::: PROVIDED DATA :::

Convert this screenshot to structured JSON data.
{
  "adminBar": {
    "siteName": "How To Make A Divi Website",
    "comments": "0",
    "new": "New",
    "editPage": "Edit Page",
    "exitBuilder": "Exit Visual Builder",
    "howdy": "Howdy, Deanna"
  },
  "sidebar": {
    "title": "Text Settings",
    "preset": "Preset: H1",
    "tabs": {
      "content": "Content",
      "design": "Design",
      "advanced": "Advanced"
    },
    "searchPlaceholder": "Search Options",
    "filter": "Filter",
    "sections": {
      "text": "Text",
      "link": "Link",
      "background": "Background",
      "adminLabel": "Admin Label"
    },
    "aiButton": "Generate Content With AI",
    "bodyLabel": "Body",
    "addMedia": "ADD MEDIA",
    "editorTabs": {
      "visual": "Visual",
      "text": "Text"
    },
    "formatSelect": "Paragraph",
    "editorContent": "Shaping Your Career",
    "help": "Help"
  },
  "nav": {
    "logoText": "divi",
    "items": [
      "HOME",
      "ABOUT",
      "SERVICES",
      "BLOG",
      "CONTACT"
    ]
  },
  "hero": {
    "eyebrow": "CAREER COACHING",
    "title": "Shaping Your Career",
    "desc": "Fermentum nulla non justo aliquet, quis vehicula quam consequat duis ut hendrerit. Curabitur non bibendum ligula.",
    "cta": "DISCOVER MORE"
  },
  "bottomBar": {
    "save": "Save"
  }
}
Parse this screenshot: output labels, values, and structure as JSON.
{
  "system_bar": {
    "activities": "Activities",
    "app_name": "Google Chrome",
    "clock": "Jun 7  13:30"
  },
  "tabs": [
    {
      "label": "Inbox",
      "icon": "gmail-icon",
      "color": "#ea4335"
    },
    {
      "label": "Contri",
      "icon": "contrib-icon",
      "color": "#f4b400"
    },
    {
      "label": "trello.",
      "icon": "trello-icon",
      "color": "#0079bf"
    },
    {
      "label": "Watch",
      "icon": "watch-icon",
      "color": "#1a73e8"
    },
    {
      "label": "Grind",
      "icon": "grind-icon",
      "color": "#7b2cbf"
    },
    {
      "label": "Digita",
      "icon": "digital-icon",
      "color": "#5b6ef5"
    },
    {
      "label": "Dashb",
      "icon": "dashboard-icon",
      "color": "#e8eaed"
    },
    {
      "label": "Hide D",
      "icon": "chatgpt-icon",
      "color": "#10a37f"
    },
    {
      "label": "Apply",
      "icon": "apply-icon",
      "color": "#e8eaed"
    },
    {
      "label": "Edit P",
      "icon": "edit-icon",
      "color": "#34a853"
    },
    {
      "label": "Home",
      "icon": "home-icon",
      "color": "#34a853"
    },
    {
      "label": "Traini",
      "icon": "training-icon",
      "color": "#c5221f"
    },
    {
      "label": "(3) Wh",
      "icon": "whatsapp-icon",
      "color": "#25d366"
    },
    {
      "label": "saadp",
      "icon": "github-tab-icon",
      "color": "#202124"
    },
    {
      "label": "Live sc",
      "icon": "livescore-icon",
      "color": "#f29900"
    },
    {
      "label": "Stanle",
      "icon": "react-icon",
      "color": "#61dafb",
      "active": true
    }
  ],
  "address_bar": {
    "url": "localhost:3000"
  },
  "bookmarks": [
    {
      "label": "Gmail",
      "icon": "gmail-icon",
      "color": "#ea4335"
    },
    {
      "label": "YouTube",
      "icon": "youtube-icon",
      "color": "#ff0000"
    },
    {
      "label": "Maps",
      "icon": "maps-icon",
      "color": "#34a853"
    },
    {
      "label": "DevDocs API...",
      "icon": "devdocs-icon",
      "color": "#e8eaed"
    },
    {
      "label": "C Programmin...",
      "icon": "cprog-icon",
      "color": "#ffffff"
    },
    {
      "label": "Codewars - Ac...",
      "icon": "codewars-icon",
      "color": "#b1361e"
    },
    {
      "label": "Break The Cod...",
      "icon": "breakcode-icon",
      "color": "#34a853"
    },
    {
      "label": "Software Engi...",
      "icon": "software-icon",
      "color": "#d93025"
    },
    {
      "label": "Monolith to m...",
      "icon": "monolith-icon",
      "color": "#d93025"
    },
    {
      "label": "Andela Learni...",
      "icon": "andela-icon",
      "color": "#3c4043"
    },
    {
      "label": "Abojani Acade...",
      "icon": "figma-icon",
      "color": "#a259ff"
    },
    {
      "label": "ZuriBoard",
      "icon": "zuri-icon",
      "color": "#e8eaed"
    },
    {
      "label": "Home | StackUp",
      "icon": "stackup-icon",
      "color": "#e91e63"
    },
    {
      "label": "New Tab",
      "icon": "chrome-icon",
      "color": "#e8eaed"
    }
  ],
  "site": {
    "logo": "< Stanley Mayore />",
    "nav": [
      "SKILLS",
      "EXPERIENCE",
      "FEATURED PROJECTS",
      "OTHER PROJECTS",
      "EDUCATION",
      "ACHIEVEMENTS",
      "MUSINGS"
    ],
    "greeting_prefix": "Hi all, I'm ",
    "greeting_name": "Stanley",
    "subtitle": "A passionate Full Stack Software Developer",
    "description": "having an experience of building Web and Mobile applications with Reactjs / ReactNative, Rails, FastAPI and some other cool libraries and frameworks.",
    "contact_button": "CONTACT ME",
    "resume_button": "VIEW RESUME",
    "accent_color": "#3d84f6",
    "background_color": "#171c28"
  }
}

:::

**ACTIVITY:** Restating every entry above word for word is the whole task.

**REPLY:**
Convert this screenshot to structured JSON data.
{
  "adminBar": {
    "siteName": "How To Make A Divi Website",
    "comments": "0",
    "new": "New",
    "editPage": "Edit Page",
    "exitBuilder": "Exit Visual Builder",
    "howdy": "Howdy, Deanna"
  },
  "sidebar": {
    "title": "Text Settings",
    "preset": "Preset: H1",
    "tabs": {
      "content": "Content",
      "design": "Design",
      "advanced": "Advanced"
    },
    "searchPlaceholder": "Search Options",
    "filter": "Filter",
    "sections": {
      "text": "Text",
      "link": "Link",
      "background": "Background",
      "adminLabel": "Admin Label"
    },
    "aiButton": "Generate Content With AI",
    "bodyLabel": "Body",
    "addMedia": "ADD MEDIA",
    "editorTabs": {
      "visual": "Visual",
      "text": "Text"
    },
    "formatSelect": "Paragraph",
    "editorContent": "Shaping Your Career",
    "help": "Help"
  },
  "nav": {
    "logoText": "divi",
    "items": [
      "HOME",
      "ABOUT",
      "SERVICES",
      "BLOG",
      "CONTACT"
    ]
  },
  "hero": {
    "eyebrow": "CAREER COACHING",
    "title": "Shaping Your Career",
    "desc": "Fermentum nulla non justo aliquet, quis vehicula quam consequat duis ut hendrerit. Curabitur non bibendum ligula.",
    "cta": "DISCOVER MORE"
  },
  "bottomBar": {
    "save": "Save"
  }
}
Parse this screenshot: output labels, values, and structure as JSON.
{
  "system_bar": {
    "activities": "Activities",
    "app_name": "Google Chrome",
    "clock": "Jun 7  13:30"
  },
  "tabs": [
    {
      "label": "Inbox",
      "icon": "gmail-icon",
      "color": "#ea4335"
    },
    {
      "label": "Contri",
      "icon": "contrib-icon",
      "color": "#f4b400"
    },
    {
      "label": "trello.",
      "icon": "trello-icon",
      "color": "#0079bf"
    },
    {
      "label": "Watch",
      "icon": "watch-icon",
      "color": "#1a73e8"
    },
    {
      "label": "Grind",
      "icon": "grind-icon",
      "color": "#7b2cbf"
    },
    {
      "label": "Digita",
      "icon": "digital-icon",
      "color": "#5b6ef5"
    },
    {
      "label": "Dashb",
      "icon": "dashboard-icon",
      "color": "#e8eaed"
    },
    {
      "label": "Hide D",
      "icon": "chatgpt-icon",
      "color": "#10a37f"
    },
    {
      "label": "Apply",
      "icon": "apply-icon",
      "color": "#e8eaed"
    },
    {
      "label": "Edit P",
      "icon": "edit-icon",
      "color": "#34a853"
    },
    {
      "label": "Home",
      "icon": "home-icon",
      "color": "#34a853"
    },
    {
      "label": "Traini",
      "icon": "training-icon",
      "color": "#c5221f"
    },
    {
      "label": "(3) Wh",
      "icon": "whatsapp-icon",
      "color": "#25d366"
    },
    {
      "label": "saadp",
      "icon": "github-tab-icon",
      "color": "#202124"
    },
    {
      "label": "Live sc",
      "icon": "livescore-icon",
      "color": "#f29900"
    },
    {
      "label": "Stanle",
      "icon": "react-icon",
      "color": "#61dafb",
      "active": true
    }
  ],
  "address_bar": {
    "url": "localhost:3000"
  },
  "bookmarks": [
    {
      "label": "Gmail",
      "icon": "gmail-icon",
      "color": "#ea4335"
    },
    {
      "label": "YouTube",
      "icon": "youtube-icon",
      "color": "#ff0000"
    },
    {
      "label": "Maps",
      "icon": "maps-icon",
      "color": "#34a853"
    },
    {
      "label": "DevDocs API...",
      "icon": "devdocs-icon",
      "color": "#e8eaed"
    },
    {
      "label": "C Programmin...",
      "icon": "cprog-icon",
      "color": "#ffffff"
    },
    {
      "label": "Codewars - Ac...",
      "icon": "codewars-icon",
      "color": "#b1361e"
    },
    {
      "label": "Break The Cod...",
      "icon": "breakcode-icon",
      "color": "#34a853"
    },
    {
      "label": "Software Engi...",
      "icon": "software-icon",
      "color": "#d93025"
    },
    {
      "label": "Monolith to m...",
      "icon": "monolith-icon",
      "color": "#d93025"
    },
    {
      "label": "Andela Learni...",
      "icon": "andela-icon",
      "color": "#3c4043"
    },
    {
      "label": "Abojani Acade...",
      "icon": "figma-icon",
      "color": "#a259ff"
    },
    {
      "label": "ZuriBoard",
      "icon": "zuri-icon",
      "color": "#e8eaed"
    },
    {
      "label": "Home | StackUp",
      "icon": "stackup-icon",
      "color": "#e91e63"
    },
    {
      "label": "New Tab",
      "icon": "chrome-icon",
      "color": "#e8eaed"
    }
  ],
  "site": {
    "logo": "< Stanley Mayore />",
    "nav": [
      "SKILLS",
      "EXPERIENCE",
      "FEATURED PROJECTS",
      "OTHER PROJECTS",
      "EDUCATION",
      "ACHIEVEMENTS",
      "MUSINGS"
    ],
    "greeting_prefix": "Hi all, I'm ",
    "greeting_name": "Stanley",
    "subtitle": "A passionate Full Stack Software Developer",
    "description": "having an experience of building Web and Mobile applications with Reactjs / ReactNative, Rails, FastAPI and some other cool libraries and frameworks.",
    "contact_button": "CONTACT ME",
    "resume_button": "VIEW RESUME",
    "accent_color": "#3d84f6",
    "background_color": "#171c28"
  }
}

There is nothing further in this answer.